I have a different opinion here. The whole lot of those who come out of IIMs or the B-Schools should be worhty of being an entrepreneur. If not I think we have something wrong about that in the DNA of these institutions. I am sometimes appalled into believing only through the news items that one alumni of IIM A is getting into online sabsi mundy. The point is that it is already being done by some non IIM people and they are doing the best with the realtime knowledge. But for some reason this is being made into a news item.

Quite often than not, we are bullied into believing that placements are the end off all the MBA programmes. In some of the discussions we had with academic circles as well as the industrial circles they dont want people just be another persona dn keep slogging. They need individual to contribute and have an outlook which keeps the company moving in the right direction.

Imagine for a second if all those out of those respected B-Schools were to be entrepreenuers the whole situation would have changed for us Indians. I come from Coimbatore where entrepreneurship is an inbuilt factor for those people in and around the city. The government has done very little compared to the other cities in the state.  It has been a phenomenal effort on the part of  the citizens here to be that proactive and make it happen be it textiles, foundry, pumps or castings…whatever be the product.

I was just thinking more than 80% are not MBA actually and am wondering if they had done MBAs they would they be more risk averse? Definitely it would be the other way around.

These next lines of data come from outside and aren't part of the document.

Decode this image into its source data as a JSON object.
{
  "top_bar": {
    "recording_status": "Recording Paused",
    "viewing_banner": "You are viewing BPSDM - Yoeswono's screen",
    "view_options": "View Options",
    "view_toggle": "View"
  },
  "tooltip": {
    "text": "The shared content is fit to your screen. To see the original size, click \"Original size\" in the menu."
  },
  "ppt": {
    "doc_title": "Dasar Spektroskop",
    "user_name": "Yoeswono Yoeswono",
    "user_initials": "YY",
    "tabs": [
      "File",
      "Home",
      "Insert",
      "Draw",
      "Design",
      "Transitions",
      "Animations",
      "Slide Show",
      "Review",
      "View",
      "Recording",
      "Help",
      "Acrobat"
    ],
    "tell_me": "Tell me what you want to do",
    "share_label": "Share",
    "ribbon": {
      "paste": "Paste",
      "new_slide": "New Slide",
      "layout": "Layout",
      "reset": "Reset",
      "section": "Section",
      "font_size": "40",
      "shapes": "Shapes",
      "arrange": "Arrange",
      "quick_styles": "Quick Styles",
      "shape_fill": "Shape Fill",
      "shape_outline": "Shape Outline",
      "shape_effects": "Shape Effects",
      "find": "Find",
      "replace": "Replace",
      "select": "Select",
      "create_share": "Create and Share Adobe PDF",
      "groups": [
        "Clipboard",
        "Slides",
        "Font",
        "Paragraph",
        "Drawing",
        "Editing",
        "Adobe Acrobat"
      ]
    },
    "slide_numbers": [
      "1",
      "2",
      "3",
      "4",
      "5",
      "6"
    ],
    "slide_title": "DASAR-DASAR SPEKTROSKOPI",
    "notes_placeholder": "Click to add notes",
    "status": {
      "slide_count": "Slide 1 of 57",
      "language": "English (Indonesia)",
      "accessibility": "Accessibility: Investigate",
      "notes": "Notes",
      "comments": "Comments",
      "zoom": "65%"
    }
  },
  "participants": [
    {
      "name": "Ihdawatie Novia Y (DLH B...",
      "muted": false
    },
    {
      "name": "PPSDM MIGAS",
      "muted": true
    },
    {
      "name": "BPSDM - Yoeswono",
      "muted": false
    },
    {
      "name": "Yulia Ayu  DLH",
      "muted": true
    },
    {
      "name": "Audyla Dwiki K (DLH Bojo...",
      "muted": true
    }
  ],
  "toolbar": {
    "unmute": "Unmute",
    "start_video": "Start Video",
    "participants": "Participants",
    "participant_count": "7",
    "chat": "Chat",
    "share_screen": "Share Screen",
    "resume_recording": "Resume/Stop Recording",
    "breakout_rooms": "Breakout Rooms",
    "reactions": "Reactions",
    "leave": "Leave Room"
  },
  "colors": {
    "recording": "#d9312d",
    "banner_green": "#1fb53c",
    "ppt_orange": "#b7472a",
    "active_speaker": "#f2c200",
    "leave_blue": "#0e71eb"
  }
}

As MBAs we tend to think too much into what we call as risk management and mitigation. Doing this almost shelves the idea of entrepreneurship. The agriculturist in this country of monsoon vagaries is the best form of entrepreneurship and most importantly the ways of sainthood doing their duty and waiting for the raint o shower. They are risk averse to the core and they are willing to risk it. Will our MBA programmes teach risk averseness to be a part of the intrinsic value they carry around.

As an entrepreneur I believe you make an impact on the society around you in small terms but definitely in real terms.

It is another story that entrepreneurship is not regarded as a profession by the minds and intellects who think its a disregarded idea for one to be an entrepreneur. He is not celebrated as much as a professional drawing a salary which are quite settled as far as his family is concerned and also his wife’s /bride’s family is concerned.

I remember in one of those documentaries on Coimbatore and its entrepreneurship there was something called as jealousy factor among brother in laws. How interesting  that such a thing heralded the industrial nature for this hometown of mine.

In conclusion I think the B-Schools need to reorient the whole idea of making placement the be-all and end all of a MBA…

R Senthilkumar